Random Thoughts Robert Downes Whenever a ballot proposal starts off on a deceptive note, we need to be on guard. Such is the case with the “Michigan Civil Rights Initiative,” or Proposal 2, which uses the bait-and-switch approach to wrap itself in the heritage of the civil rights movement while attempting to roll back 50 years of progress for minorities and women.
The people behind Proposal 2 have goals which sound lofty -- they claim they are trying to create a colorblind society where everyone is equal. Proposal 2 would end “preferences based on race, sex, skin color, ethnicity or national origin in public employment, public contracting and college admissions.”
If passed by voters this November, Proposal 2 would affect public employment, public education, and public contracting throughout Michigan.
Presto-chango: an instant equal society -- all problems solved.
But the devil is in the details.
Thursday, October 5, 2006
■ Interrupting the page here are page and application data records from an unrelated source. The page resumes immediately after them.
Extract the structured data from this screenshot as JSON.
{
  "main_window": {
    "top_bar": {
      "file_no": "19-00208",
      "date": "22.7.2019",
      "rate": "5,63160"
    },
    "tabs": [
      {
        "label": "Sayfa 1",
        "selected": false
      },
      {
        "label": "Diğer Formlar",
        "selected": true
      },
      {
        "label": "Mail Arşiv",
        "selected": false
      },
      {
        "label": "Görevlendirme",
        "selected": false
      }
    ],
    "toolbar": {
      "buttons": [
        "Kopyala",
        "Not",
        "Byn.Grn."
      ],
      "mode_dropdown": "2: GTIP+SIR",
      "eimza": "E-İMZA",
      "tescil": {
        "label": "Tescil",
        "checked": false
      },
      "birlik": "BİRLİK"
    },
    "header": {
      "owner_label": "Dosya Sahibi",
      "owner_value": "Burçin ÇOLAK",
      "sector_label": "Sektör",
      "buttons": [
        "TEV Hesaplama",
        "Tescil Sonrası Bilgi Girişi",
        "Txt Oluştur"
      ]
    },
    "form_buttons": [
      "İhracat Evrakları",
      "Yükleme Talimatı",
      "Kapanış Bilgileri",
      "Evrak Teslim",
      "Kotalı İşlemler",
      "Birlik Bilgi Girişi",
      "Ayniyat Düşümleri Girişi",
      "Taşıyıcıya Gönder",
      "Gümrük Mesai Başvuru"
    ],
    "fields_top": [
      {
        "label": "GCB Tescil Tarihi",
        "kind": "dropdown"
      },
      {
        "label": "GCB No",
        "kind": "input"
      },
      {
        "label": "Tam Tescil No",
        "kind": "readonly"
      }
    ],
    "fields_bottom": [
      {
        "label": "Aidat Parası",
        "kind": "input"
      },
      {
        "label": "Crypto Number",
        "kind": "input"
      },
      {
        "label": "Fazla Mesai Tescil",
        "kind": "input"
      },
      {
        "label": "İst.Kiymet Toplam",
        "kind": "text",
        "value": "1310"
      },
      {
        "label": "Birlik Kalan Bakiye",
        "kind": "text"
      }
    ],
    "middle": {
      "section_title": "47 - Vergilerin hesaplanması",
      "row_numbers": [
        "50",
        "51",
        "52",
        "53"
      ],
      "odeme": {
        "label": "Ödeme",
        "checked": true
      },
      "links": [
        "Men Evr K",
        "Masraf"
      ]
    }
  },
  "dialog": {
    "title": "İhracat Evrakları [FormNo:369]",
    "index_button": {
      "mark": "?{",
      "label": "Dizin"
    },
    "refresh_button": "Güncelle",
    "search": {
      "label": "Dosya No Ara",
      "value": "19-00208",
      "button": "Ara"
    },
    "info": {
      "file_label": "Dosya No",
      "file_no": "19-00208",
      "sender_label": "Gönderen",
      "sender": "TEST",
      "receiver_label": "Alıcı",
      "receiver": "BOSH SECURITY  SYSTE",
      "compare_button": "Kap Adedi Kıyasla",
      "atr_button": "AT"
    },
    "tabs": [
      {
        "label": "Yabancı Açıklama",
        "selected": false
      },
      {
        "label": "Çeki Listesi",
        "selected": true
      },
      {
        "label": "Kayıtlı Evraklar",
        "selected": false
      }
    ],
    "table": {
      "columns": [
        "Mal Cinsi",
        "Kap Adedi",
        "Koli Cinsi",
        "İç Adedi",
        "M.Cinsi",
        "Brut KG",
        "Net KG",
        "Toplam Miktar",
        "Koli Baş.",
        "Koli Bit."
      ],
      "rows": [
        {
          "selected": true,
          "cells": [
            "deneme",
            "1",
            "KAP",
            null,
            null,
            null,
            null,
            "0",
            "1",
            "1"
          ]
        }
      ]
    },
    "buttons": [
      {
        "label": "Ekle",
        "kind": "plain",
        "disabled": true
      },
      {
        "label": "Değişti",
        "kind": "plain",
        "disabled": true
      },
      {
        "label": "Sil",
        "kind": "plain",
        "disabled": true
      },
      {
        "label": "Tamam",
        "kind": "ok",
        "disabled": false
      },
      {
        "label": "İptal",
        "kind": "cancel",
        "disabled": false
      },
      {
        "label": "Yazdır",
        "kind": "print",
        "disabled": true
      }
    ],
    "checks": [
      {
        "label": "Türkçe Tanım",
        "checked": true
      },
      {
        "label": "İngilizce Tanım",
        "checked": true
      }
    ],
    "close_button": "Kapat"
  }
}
Why our troops must leave Iraq

Random Thoughts George Foster Most Iraqis now hate Americans and can’t wait for us to get the hell out of their country. More alarmingly, the number of Iraqis who feel this way is still growing.
If you doubt this fact, as I did, you probably haven’t seen the latest polls from Iraq, itself. These results hit me like a thunderbolt, but unfortunately didn’t attract many headlines in the U.S.
The shocking conclusions from the latest independent study shows that 61% of Iraqis approve attacks on U.S. forces in Iraq. Not attacks “by” our troops, they support attacks “on” the U.S. military.
Thursday, September 28, 2006

Another brick in the wall

Random Thoughts Robert Downes Who doesn‘t love the idea of a wall to solve a problem? Last week, President Bush announced that he‘ll sign pending legislation for a new 700-mile wall along the U.S.-Mexican border.
It‘s a double-layer steel fence with five segments running along the sensitive
areas of our 2,000-mile border where illegal migrants are most likely to sneak through. The $2.5 billion wall will include all the bells & whistles such as 1,800 surveillance towers, extra patrols, unmanned aerial drones, motion detectors, satellites, radar, night vision cameras, etc.
Thursday, September 21, 2006

A Rough Road for the Guardian of Spirits

Random Thoughts Robert Downes Life hasn’t been easy for Sue Ellen Austin Gilmore.
Chronic illness, poverty, the dashing of a family business, and now there‘s literally a road of trouble looming on her horizon.
She and her husband John have been living on just $8,000 per year for the past three years while he struggled to finish nursing school.
Now, they face an assessment of up to $3,000 per year for a road project in Whitewater Township outside Williamsburg that would pave Deal Road where they live. Unless they catch a break from the Grand Traverse County Road Commission, they stand to lose their home of 27 years due to an assessment they’ll be unable to pay.
But that’s just the frosting on the cake for the Gilmores.